The other more subtle part to Grunt is actually his dislike of himself. Grunt was a Krogan made in a tube, meaning he did not have to worry about the Genophage or the harshness of growing up as a Krogan child. The Genophage is a disease all Krogan have that makes it so one in every one thousand births is still born. Grunt knows about this and feels that he isn’t worthy because he wasn’t a child to how to battle to survive right from the start. Grunt also has no tribe and no proper Krogan leader. This makes Grunt feel like he has a life without purpose, which is also why he takes to fighting to fill the void. This is why after completing the Rite and being accepted into a Krogan tribe and being accepted as a Krogan in general causes him to be happy. Even you can’t help but feel happy for him because he is like a big vicious and powerful kid who got his first reward in life. After completing all of this ,Grunt then decides he can really help Shepard now and feels comfortable with his life.

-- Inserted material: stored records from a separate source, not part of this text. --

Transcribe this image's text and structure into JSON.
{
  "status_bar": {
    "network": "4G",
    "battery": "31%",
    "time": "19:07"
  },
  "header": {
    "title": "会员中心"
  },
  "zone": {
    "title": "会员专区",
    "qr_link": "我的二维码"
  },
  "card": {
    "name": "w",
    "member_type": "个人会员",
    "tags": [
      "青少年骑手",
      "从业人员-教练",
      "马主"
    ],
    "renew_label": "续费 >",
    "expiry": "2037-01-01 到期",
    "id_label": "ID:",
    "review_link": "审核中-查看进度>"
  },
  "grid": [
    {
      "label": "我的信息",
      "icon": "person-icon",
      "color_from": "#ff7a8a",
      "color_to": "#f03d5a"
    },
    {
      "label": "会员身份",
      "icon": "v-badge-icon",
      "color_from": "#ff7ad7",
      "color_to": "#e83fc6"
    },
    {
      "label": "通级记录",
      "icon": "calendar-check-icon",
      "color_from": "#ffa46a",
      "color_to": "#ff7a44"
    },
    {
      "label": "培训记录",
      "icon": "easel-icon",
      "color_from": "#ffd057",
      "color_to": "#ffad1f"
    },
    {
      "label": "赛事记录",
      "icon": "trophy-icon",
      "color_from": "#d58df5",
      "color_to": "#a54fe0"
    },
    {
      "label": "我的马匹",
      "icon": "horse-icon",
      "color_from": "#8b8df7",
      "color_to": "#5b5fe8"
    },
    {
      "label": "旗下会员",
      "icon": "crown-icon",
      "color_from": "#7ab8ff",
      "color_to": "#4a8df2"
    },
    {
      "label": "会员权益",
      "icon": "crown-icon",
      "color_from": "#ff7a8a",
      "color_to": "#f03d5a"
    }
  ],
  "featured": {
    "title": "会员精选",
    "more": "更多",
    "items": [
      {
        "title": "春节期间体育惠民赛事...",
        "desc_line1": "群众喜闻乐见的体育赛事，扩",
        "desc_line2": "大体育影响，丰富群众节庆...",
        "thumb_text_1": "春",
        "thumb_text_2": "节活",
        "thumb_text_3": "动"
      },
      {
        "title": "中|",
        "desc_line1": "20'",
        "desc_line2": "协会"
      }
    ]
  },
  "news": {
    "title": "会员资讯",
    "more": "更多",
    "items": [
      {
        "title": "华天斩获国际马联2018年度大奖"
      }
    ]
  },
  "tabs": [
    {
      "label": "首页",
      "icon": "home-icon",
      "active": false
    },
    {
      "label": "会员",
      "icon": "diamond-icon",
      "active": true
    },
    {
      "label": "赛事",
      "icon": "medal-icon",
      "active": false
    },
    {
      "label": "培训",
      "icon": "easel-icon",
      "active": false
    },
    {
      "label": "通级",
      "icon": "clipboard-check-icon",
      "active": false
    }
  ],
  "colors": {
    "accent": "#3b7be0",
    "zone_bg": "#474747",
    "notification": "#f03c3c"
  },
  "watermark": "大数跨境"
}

The verdict of Grunt. Grunt is of course Good. He is a big beast of a Krogan who you never thought would give you the feels he does. He has a story and character that seems simple at first and then quickly grows into a much more interesting character. He is in fact one of my favorite “Mass Effect” characters, and rightfully so. You grow very attached to him in time and he has a unique feeling to him as a character. He is basically a character that you watch grow up and more importantly, you help him do that growing. I of course, highly recommend the “Mass Effect” series and love all of the characterization within it.